» **Input material**:
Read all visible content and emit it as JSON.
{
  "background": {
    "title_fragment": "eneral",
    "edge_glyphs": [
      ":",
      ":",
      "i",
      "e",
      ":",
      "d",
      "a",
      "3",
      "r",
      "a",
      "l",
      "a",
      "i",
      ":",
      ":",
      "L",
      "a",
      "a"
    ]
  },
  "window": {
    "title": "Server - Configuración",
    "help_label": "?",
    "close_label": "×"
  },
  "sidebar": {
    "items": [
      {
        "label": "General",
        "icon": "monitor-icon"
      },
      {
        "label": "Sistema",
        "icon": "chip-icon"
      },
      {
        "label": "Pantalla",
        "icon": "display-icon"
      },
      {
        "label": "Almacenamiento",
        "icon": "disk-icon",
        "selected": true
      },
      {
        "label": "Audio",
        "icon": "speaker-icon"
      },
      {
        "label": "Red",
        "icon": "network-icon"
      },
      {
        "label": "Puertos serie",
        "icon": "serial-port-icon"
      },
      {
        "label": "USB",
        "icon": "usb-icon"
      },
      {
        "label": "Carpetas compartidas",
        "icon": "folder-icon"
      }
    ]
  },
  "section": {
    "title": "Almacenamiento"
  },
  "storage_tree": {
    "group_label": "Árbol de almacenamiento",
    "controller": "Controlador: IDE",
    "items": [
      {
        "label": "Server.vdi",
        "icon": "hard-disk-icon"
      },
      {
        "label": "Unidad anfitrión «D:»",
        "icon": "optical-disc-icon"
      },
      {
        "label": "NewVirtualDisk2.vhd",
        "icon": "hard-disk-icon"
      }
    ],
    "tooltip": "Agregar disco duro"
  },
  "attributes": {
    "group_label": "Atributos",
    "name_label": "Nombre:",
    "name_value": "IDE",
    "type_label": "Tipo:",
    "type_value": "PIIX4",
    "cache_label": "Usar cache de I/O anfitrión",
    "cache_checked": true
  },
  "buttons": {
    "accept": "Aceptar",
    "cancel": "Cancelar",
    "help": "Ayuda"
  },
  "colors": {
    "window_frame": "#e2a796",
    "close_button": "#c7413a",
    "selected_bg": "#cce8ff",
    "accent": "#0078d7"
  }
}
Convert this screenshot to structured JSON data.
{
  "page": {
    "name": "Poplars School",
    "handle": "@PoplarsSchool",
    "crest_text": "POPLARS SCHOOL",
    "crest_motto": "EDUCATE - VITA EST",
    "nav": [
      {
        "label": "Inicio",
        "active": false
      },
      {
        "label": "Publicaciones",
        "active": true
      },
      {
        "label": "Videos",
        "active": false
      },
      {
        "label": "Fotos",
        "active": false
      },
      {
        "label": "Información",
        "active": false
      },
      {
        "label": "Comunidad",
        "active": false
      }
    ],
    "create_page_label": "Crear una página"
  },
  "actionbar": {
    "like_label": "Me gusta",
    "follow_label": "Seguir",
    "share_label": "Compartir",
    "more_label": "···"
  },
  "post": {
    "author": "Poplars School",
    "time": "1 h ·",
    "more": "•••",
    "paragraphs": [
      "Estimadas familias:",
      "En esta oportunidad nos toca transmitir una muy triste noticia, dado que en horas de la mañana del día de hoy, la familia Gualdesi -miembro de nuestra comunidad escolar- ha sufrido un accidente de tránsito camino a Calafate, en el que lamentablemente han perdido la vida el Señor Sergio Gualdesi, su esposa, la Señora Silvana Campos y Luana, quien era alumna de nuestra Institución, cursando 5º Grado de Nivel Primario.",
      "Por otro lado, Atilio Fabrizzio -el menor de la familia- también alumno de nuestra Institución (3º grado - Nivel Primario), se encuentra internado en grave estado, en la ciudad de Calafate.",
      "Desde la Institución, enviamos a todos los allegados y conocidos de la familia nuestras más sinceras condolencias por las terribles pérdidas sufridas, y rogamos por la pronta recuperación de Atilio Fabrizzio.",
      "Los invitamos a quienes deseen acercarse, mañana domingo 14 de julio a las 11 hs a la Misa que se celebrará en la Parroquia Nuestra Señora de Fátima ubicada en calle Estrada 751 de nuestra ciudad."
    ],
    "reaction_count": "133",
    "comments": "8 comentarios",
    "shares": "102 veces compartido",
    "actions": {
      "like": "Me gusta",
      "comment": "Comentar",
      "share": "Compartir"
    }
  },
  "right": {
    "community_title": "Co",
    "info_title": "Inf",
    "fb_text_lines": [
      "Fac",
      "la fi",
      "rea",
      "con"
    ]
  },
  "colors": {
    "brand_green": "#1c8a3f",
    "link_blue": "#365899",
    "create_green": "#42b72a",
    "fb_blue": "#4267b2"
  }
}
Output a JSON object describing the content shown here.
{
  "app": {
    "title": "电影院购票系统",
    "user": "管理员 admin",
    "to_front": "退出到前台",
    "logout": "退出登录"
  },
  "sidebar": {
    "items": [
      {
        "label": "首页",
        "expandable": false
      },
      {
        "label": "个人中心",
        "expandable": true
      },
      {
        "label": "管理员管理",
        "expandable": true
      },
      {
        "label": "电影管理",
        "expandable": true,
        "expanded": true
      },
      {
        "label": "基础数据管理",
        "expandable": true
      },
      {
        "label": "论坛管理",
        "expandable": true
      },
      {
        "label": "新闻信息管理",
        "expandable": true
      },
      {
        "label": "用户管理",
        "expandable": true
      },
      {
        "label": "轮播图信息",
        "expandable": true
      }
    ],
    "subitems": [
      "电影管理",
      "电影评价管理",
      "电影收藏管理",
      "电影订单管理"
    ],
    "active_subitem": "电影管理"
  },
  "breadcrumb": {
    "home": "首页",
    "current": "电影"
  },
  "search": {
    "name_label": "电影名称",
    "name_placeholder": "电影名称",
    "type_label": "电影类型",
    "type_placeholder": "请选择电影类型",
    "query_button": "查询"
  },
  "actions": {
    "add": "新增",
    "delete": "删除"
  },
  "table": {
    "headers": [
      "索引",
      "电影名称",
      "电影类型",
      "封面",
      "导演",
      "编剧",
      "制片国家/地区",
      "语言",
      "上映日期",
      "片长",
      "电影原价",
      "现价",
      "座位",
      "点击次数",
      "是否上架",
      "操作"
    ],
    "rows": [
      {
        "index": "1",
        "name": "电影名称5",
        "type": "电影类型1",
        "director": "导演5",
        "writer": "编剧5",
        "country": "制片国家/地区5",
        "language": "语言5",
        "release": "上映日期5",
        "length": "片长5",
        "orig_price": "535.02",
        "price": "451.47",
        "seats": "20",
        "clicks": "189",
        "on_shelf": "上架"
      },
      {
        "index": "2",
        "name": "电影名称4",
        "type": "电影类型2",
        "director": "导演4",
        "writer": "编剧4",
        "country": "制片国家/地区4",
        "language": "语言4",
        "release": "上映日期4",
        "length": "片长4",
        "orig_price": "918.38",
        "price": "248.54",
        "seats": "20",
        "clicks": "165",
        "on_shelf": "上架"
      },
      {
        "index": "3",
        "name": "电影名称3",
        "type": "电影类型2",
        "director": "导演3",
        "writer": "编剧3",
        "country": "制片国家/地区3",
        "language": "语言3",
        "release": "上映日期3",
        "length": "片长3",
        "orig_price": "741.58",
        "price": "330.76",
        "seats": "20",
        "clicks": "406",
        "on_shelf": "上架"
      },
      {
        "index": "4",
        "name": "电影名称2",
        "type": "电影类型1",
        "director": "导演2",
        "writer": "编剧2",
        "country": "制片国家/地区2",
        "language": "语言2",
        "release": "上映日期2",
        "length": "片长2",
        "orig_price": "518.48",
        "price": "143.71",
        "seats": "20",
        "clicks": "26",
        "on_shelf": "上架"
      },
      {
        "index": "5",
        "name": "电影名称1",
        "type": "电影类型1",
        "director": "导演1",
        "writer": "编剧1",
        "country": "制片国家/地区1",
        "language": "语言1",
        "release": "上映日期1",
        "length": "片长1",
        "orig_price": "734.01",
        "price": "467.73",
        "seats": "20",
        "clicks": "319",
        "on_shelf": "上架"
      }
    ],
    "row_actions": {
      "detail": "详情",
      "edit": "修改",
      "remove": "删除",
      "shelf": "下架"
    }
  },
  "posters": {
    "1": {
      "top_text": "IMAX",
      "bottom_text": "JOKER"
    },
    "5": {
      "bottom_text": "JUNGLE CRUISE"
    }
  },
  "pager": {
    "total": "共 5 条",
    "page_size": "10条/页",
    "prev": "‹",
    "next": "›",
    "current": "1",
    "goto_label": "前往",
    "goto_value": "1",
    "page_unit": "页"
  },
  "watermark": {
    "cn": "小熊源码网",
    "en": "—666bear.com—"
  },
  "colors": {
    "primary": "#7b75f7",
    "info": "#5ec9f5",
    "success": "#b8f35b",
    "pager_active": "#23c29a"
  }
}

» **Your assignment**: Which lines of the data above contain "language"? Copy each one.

» **Exercise output**:
        "language": "语言5",
        "language": "语言4",
        "language": "语言3",
        "language": "语言2",
        "language": "语言1",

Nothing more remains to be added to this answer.